═════ Raw data

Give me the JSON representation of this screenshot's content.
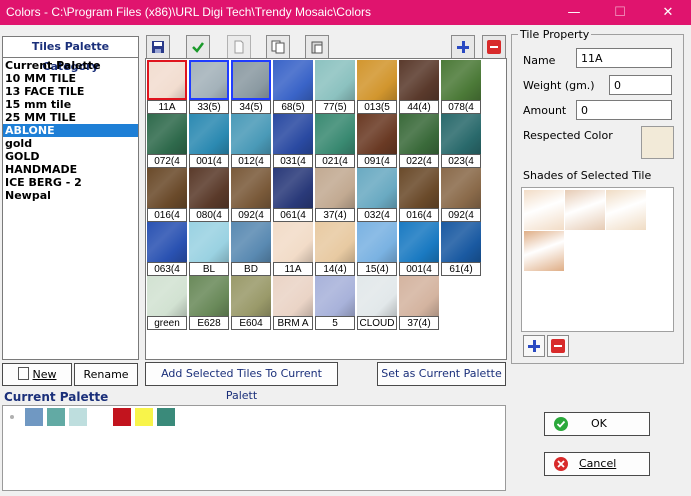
{
  "window": {
    "title": "Colors - C:\\Program Files (x86)\\URL Digi Tech\\Trendy Mosaic\\Colors",
    "minimize": "—",
    "maximize": "☐",
    "close": "✕"
  },
  "category_panel": {
    "header": "Tiles Palette Category",
    "items": [
      "Current Palette",
      "10 MM TILE",
      "13 FACE TILE",
      "15 mm tile",
      "25 MM TILE",
      "ABLONE",
      "gold",
      "GOLD",
      "HANDMADE",
      "ICE BERG - 2",
      "Newpal"
    ],
    "selected_index": 5,
    "new_label": "New",
    "rename_label": "Rename"
  },
  "toolbar": {
    "save_icon": "save-icon",
    "check_icon": "check-icon",
    "new_doc_icon": "new-document-icon",
    "copy_icon": "copy-icon",
    "paste_icon": "paste-icon",
    "add_icon": "plus-icon",
    "remove_icon": "minus-icon"
  },
  "tiles": [
    {
      "label": "11A",
      "color": "#f2ddd0",
      "sel": "red"
    },
    {
      "label": "33(5)",
      "color": "#a4b2ba",
      "sel": "blue"
    },
    {
      "label": "34(5)",
      "color": "#8b9aa2",
      "sel": "blue"
    },
    {
      "label": "68(5)",
      "color": "#3a64c8"
    },
    {
      "label": "77(5)",
      "color": "#8cc2c0"
    },
    {
      "label": "013(5",
      "color": "#d2962e"
    },
    {
      "label": "44(4)",
      "color": "#5a3a2c"
    },
    {
      "label": "078(4",
      "color": "#4c7a38"
    },
    {
      "label": "072(4",
      "color": "#2f6a4c"
    },
    {
      "label": "001(4",
      "color": "#2c8ab2"
    },
    {
      "label": "012(4",
      "color": "#4a9ab8"
    },
    {
      "label": "031(4",
      "color": "#2a4aa2"
    },
    {
      "label": "021(4",
      "color": "#3a8a72"
    },
    {
      "label": "091(4",
      "color": "#6a3a24"
    },
    {
      "label": "022(4",
      "color": "#3a6a3a"
    },
    {
      "label": "023(4",
      "color": "#2a6a6c"
    },
    {
      "label": "016(4",
      "color": "#6a4a2a"
    },
    {
      "label": "080(4",
      "color": "#5a3a2a"
    },
    {
      "label": "092(4",
      "color": "#7a5a3a"
    },
    {
      "label": "061(4",
      "color": "#2a3a7a"
    },
    {
      "label": "37(4)",
      "color": "#c2aa92"
    },
    {
      "label": "032(4",
      "color": "#6aaac2"
    },
    {
      "label": "016(4",
      "color": "#6a4a2a"
    },
    {
      "label": "092(4",
      "color": "#8a6a4a"
    },
    {
      "label": "063(4",
      "color": "#2a52b2"
    },
    {
      "label": "BL",
      "color": "#9ad2e2"
    },
    {
      "label": "BD",
      "color": "#5a8ab2"
    },
    {
      "label": "11A",
      "color": "#f2dcc8"
    },
    {
      "label": "14(4)",
      "color": "#e8caa2"
    },
    {
      "label": "15(4)",
      "color": "#7ab2e2"
    },
    {
      "label": "001(4",
      "color": "#1a7ac2"
    },
    {
      "label": "61(4)",
      "color": "#1a5aa2"
    },
    {
      "label": "green",
      "color": "#d2e2d2"
    },
    {
      "label": "E628",
      "color": "#6a8a5a"
    },
    {
      "label": "E604",
      "color": "#9a9a6a"
    },
    {
      "label": "BRM A",
      "color": "#ead4c6"
    },
    {
      "label": "5",
      "color": "#a8b2da"
    },
    {
      "label": "CLOUD",
      "color": "#e2e8ea"
    },
    {
      "label": "37(4)",
      "color": "#d4b4a0"
    }
  ],
  "actions": {
    "add_selected": "Add Selected Tiles To Current Palett",
    "set_current": "Set as Current Palette"
  },
  "tile_property": {
    "legend": "Tile Property",
    "name_label": "Name",
    "name_value": "11A",
    "weight_label": "Weight (gm.)",
    "weight_value": "0",
    "amount_label": "Amount",
    "amount_value": "0",
    "respected_label": "Respected Color",
    "respected_color": "#f2ead8",
    "shades_label": "Shades of Selected Tile",
    "shades": [
      "#f2dcc6",
      "#e6cbb4",
      "#f0dcc4",
      "#dfae86"
    ]
  },
  "current_palette": {
    "label": "Current Palette",
    "swatches": [
      "#7098c2",
      "#62aaa4",
      "#bedede",
      "#ffffff",
      "#c2141e",
      "#f8f44a",
      "#3a8a7a"
    ]
  },
  "dialog": {
    "ok_label": "OK",
    "cancel_label": "Cancel"
  }
}
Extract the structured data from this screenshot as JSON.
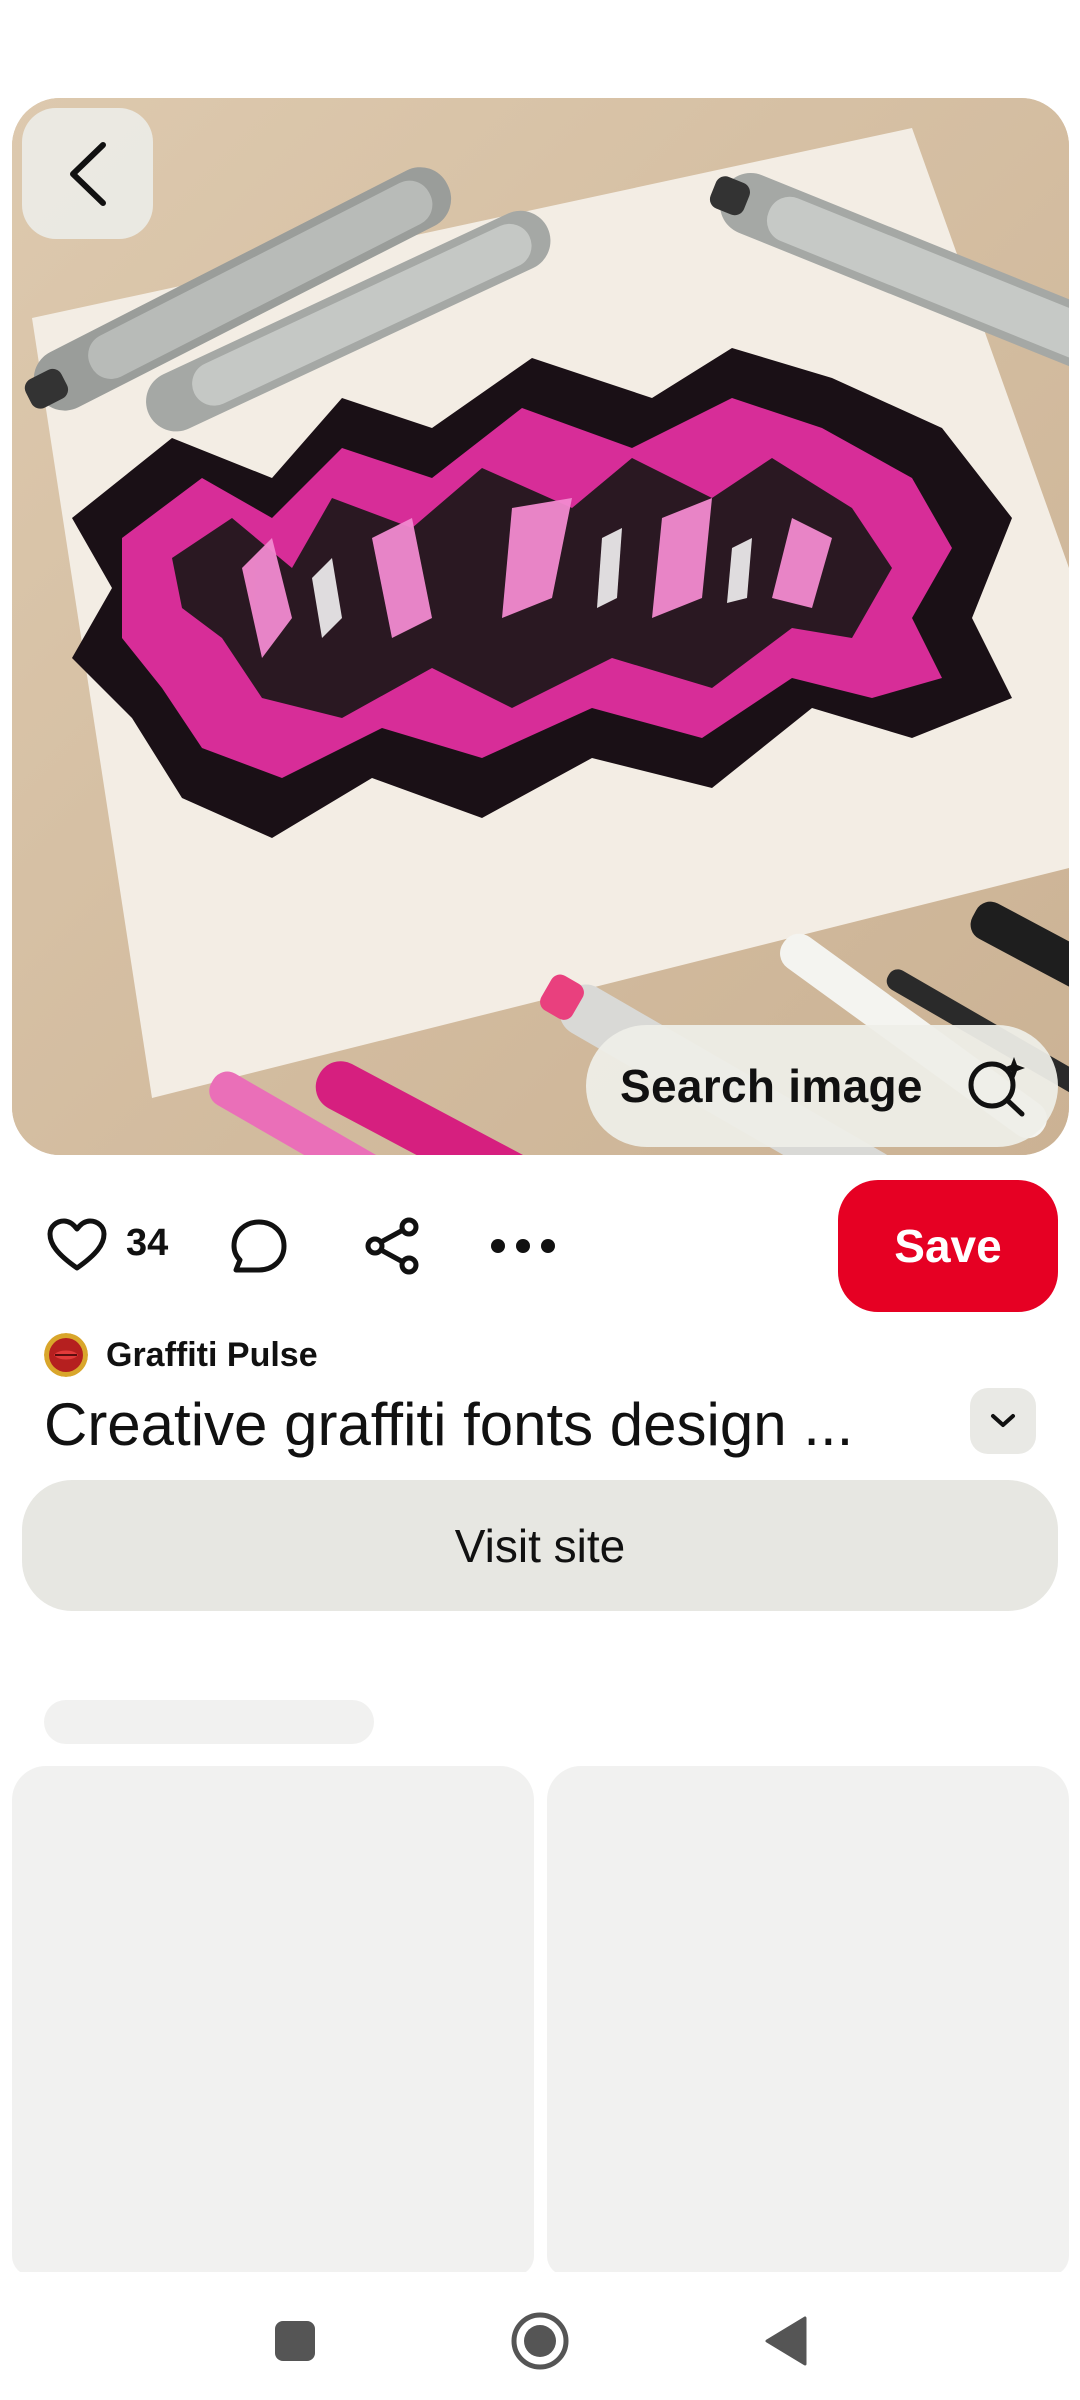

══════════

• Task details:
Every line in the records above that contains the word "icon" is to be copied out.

• Result:
    "save_icon": "save-icon",
    "check_icon": "check-icon",
    "new_doc_icon": "new-document-icon",
    "copy_icon": "copy-icon",
    "paste_icon": "paste-icon",
    "add_icon": "plus-icon",
    "remove_icon": "minus-icon"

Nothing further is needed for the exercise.